▶ **Directions for this task**
The response must contain every record, repeated exactly.

▶ **Information shown**
· · · · ·
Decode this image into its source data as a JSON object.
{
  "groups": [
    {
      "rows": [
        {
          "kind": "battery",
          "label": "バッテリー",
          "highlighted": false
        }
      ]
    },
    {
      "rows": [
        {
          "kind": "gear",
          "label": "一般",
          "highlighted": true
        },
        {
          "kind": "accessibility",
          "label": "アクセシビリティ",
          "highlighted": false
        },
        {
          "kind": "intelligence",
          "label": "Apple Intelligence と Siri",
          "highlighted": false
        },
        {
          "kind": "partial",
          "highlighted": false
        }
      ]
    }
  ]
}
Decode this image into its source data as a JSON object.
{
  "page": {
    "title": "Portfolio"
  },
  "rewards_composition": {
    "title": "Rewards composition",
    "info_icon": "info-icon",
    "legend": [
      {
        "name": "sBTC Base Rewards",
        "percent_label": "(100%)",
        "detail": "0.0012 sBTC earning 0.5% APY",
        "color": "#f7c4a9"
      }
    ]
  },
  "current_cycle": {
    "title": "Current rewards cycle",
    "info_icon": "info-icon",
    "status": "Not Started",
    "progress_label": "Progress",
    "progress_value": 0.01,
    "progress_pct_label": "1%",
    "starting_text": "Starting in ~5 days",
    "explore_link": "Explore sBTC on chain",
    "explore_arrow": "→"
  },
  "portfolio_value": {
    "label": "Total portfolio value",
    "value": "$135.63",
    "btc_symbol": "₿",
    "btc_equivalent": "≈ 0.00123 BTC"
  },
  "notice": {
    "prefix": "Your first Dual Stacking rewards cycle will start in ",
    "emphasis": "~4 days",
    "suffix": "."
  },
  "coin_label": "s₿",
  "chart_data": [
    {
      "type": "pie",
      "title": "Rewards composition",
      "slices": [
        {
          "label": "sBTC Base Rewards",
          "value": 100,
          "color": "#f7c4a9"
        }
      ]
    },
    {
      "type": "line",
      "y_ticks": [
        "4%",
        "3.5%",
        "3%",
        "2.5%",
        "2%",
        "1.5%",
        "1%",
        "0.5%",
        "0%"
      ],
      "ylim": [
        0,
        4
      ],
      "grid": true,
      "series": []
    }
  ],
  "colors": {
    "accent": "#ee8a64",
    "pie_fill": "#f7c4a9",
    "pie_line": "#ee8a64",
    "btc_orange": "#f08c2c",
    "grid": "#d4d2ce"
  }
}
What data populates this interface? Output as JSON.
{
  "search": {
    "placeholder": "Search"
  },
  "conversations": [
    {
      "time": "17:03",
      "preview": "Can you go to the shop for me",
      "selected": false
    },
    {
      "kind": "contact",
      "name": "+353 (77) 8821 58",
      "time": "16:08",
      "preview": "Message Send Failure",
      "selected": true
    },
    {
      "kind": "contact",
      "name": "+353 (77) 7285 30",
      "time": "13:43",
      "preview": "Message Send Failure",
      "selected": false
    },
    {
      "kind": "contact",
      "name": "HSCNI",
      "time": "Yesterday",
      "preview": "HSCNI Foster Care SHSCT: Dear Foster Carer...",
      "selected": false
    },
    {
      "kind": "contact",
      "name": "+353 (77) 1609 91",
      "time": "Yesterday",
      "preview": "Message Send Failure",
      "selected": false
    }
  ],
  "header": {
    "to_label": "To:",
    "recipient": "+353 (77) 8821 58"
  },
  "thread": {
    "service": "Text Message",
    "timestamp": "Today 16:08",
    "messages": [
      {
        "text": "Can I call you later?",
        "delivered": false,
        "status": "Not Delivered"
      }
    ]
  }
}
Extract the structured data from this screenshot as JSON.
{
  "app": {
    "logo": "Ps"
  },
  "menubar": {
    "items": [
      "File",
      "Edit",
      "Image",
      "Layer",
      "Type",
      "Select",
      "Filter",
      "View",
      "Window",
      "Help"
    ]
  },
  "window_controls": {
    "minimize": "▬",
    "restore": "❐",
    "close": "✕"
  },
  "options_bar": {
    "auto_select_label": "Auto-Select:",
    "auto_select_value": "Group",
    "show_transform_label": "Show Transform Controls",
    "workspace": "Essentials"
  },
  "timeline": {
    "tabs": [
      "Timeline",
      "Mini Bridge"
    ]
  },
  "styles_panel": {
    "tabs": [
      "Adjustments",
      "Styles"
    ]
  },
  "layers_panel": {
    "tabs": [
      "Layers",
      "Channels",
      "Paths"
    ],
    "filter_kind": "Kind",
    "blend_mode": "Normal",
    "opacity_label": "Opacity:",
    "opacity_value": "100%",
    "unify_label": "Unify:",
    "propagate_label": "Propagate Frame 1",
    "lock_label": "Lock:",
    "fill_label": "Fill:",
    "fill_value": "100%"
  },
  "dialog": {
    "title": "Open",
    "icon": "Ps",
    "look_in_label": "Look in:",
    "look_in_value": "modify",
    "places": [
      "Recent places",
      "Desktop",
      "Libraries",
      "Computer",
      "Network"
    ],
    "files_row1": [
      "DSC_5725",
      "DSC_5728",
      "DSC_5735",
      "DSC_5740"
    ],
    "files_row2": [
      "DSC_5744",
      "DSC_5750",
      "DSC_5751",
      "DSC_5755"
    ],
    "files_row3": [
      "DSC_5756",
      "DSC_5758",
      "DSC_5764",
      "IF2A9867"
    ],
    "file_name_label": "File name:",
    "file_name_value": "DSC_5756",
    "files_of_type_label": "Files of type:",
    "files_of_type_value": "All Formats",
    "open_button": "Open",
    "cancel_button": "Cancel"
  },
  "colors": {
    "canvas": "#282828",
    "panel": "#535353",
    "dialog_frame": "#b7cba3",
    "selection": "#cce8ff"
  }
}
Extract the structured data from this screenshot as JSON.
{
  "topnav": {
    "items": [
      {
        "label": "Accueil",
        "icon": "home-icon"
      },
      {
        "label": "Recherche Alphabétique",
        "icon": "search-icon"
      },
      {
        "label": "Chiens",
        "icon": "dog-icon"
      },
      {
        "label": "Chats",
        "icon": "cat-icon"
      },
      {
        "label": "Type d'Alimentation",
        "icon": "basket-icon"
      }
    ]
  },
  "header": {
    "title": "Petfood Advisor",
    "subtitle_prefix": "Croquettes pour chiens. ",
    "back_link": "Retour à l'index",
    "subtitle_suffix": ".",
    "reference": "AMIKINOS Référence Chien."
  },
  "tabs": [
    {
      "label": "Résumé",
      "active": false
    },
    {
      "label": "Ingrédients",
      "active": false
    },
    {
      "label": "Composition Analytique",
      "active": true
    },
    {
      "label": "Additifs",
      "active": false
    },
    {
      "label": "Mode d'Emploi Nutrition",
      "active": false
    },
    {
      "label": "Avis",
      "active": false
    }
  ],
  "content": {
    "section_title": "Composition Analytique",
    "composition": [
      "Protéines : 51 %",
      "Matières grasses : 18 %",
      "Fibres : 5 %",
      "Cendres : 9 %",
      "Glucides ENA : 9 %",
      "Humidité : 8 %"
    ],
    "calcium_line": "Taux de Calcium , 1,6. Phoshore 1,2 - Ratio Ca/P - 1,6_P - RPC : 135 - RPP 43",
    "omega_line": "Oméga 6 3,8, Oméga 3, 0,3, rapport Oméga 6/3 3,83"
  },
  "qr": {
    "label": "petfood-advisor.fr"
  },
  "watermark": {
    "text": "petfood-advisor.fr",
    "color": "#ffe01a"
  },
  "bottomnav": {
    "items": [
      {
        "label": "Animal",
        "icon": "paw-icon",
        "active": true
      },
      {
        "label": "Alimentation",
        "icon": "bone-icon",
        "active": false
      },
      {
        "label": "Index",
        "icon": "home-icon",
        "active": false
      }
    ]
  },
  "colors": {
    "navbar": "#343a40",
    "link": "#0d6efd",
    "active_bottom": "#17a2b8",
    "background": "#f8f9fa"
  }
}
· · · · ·
▶ **Your response**
Decode this image into its source data as a JSON object.
{
  "groups": [
    {
      "rows": [
        {
          "kind": "battery",
          "label": "バッテリー",
          "highlighted": false
        }
      ]
    },
    {
      "rows": [
        {
          "kind": "gear",
          "label": "一般",
          "highlighted": true
        },
        {
          "kind": "accessibility",
          "label": "アクセシビリティ",
          "highlighted": false
        },
        {
          "kind": "intelligence",
          "label": "Apple Intelligence と Siri",
          "highlighted": false
        },
        {
          "kind": "partial",
          "highlighted": false
        }
      ]
    }
  ]
}
Decode this image into its source data as a JSON object.
{
  "page": {
    "title": "Portfolio"
  },
  "rewards_composition": {
    "title": "Rewards composition",
    "info_icon": "info-icon",
    "legend": [
      {
        "name": "sBTC Base Rewards",
        "percent_label": "(100%)",
        "detail": "0.0012 sBTC earning 0.5% APY",
        "color": "#f7c4a9"
      }
    ]
  },
  "current_cycle": {
    "title": "Current rewards cycle",
    "info_icon": "info-icon",
    "status": "Not Started",
    "progress_label": "Progress",
    "progress_value": 0.01,
    "progress_pct_label": "1%",
    "starting_text": "Starting in ~5 days",
    "explore_link": "Explore sBTC on chain",
    "explore_arrow": "→"
  },
  "portfolio_value": {
    "label": "Total portfolio value",
    "value": "$135.63",
    "btc_symbol": "₿",
    "btc_equivalent": "≈ 0.00123 BTC"
  },
  "notice": {
    "prefix": "Your first Dual Stacking rewards cycle will start in ",
    "emphasis": "~4 days",
    "suffix": "."
  },
  "coin_label": "s₿",
  "chart_data": [
    {
      "type": "pie",
      "title": "Rewards composition",
      "slices": [
        {
          "label": "sBTC Base Rewards",
          "value": 100,
          "color": "#f7c4a9"
        }
      ]
    },
    {
      "type": "line",
      "y_ticks": [
        "4%",
        "3.5%",
        "3%",
        "2.5%",
        "2%",
        "1.5%",
        "1%",
        "0.5%",
        "0%"
      ],
      "ylim": [
        0,
        4
      ],
      "grid": true,
      "series": []
    }
  ],
  "colors": {
    "accent": "#ee8a64",
    "pie_fill": "#f7c4a9",
    "pie_line": "#ee8a64",
    "btc_orange": "#f08c2c",
    "grid": "#d4d2ce"
  }
}
What data populates this interface? Output as JSON.
{
  "search": {
    "placeholder": "Search"
  },
  "conversations": [
    {
      "time": "17:03",
      "preview": "Can you go to the shop for me",
      "selected": false
    },
    {
      "kind": "contact",
      "name": "+353 (77) 8821 58",
      "time": "16:08",
      "preview": "Message Send Failure",
      "selected": true
    },
    {
      "kind": "contact",
      "name": "+353 (77) 7285 30",
      "time": "13:43",
      "preview": "Message Send Failure",
      "selected": false
    },
    {
      "kind": "contact",
      "name": "HSCNI",
      "time": "Yesterday",
      "preview": "HSCNI Foster Care SHSCT: Dear Foster Carer...",
      "selected": false
    },
    {
      "kind": "contact",
      "name": "+353 (77) 1609 91",
      "time": "Yesterday",
      "preview": "Message Send Failure",
      "selected": false
    }
  ],
  "header": {
    "to_label": "To:",
    "recipient": "+353 (77) 8821 58"
  },
  "thread": {
    "service": "Text Message",
    "timestamp": "Today 16:08",
    "messages": [
      {
        "text": "Can I call you later?",
        "delivered": false,
        "status": "Not Delivered"
      }
    ]
  }
}
Extract the structured data from this screenshot as JSON.
{
  "app": {
    "logo": "Ps"
  },
  "menubar": {
    "items": [
      "File",
      "Edit",
      "Image",
      "Layer",
      "Type",
      "Select",
      "Filter",
      "View",
      "Window",
      "Help"
    ]
  },
  "window_controls": {
    "minimize": "▬",
    "restore": "❐",
    "close": "✕"
  },
  "options_bar": {
    "auto_select_label": "Auto-Select:",
    "auto_select_value": "Group",
    "show_transform_label": "Show Transform Controls",
    "workspace": "Essentials"
  },
  "timeline": {
    "tabs": [
      "Timeline",
      "Mini Bridge"
    ]
  },
  "styles_panel": {
    "tabs": [
      "Adjustments",
      "Styles"
    ]
  },
  "layers_panel": {
    "tabs": [
      "Layers",
      "Channels",
      "Paths"
    ],
    "filter_kind": "Kind",
    "blend_mode": "Normal",
    "opacity_label": "Opacity:",
    "opacity_value": "100%",
    "unify_label": "Unify:",
    "propagate_label": "Propagate Frame 1",
    "lock_label": "Lock:",
    "fill_label": "Fill:",
    "fill_value": "100%"
  },
  "dialog": {
    "title": "Open",
    "icon": "Ps",
    "look_in_label": "Look in:",
    "look_in_value": "modify",
    "places": [
      "Recent places",
      "Desktop",
      "Libraries",
      "Computer",
      "Network"
    ],
    "files_row1": [
      "DSC_5725",
      "DSC_5728",
      "DSC_5735",
      "DSC_5740"
    ],
    "files_row2": [
      "DSC_5744",
      "DSC_5750",
      "DSC_5751",
      "DSC_5755"
    ],
    "files_row3": [
      "DSC_5756",
      "DSC_5758",
      "DSC_5764",
      "IF2A9867"
    ],
    "file_name_label": "File name:",
    "file_name_value": "DSC_5756",
    "files_of_type_label": "Files of type:",
    "files_of_type_value": "All Formats",
    "open_button": "Open",
    "cancel_button": "Cancel"
  },
  "colors": {
    "canvas": "#282828",
    "panel": "#535353",
    "dialog_frame": "#b7cba3",
    "selection": "#cce8ff"
  }
}
Extract the structured data from this screenshot as JSON.
{
  "topnav": {
    "items": [
      {
        "label": "Accueil",
        "icon": "home-icon"
      },
      {
        "label": "Recherche Alphabétique",
        "icon": "search-icon"
      },
      {
        "label": "Chiens",
        "icon": "dog-icon"
      },
      {
        "label": "Chats",
        "icon": "cat-icon"
      },
      {
        "label": "Type d'Alimentation",
        "icon": "basket-icon"
      }
    ]
  },
  "header": {
    "title": "Petfood Advisor",
    "subtitle_prefix": "Croquettes pour chiens. ",
    "back_link": "Retour à l'index",
    "subtitle_suffix": ".",
    "reference": "AMIKINOS Référence Chien."
  },
  "tabs": [
    {
      "label": "Résumé",
      "active": false
    },
    {
      "label": "Ingrédients",
      "active": false
    },
    {
      "label": "Composition Analytique",
      "active": true
    },
    {
      "label": "Additifs",
      "active": false
    },
    {
      "label": "Mode d'Emploi Nutrition",
      "active": false
    },
    {
      "label": "Avis",
      "active": false
    }
  ],
  "content": {
    "section_title": "Composition Analytique",
    "composition": [
      "Protéines : 51 %",
      "Matières grasses : 18 %",
      "Fibres : 5 %",
      "Cendres : 9 %",
      "Glucides ENA : 9 %",
      "Humidité : 8 %"
    ],
    "calcium_line": "Taux de Calcium , 1,6. Phoshore 1,2 - Ratio Ca/P - 1,6_P - RPC : 135 - RPP 43",
    "omega_line": "Oméga 6 3,8, Oméga 3, 0,3, rapport Oméga 6/3 3,83"
  },
  "qr": {
    "label": "petfood-advisor.fr"
  },
  "watermark": {
    "text": "petfood-advisor.fr",
    "color": "#ffe01a"
  },
  "bottomnav": {
    "items": [
      {
        "label": "Animal",
        "icon": "paw-icon",
        "active": true
      },
      {
        "label": "Alimentation",
        "icon": "bone-icon",
        "active": false
      },
      {
        "label": "Index",
        "icon": "home-icon",
        "active": false
      }
    ]
  },
  "colors": {
    "navbar": "#343a40",
    "link": "#0d6efd",
    "active_bottom": "#17a2b8",
    "background": "#f8f9fa"
  }
}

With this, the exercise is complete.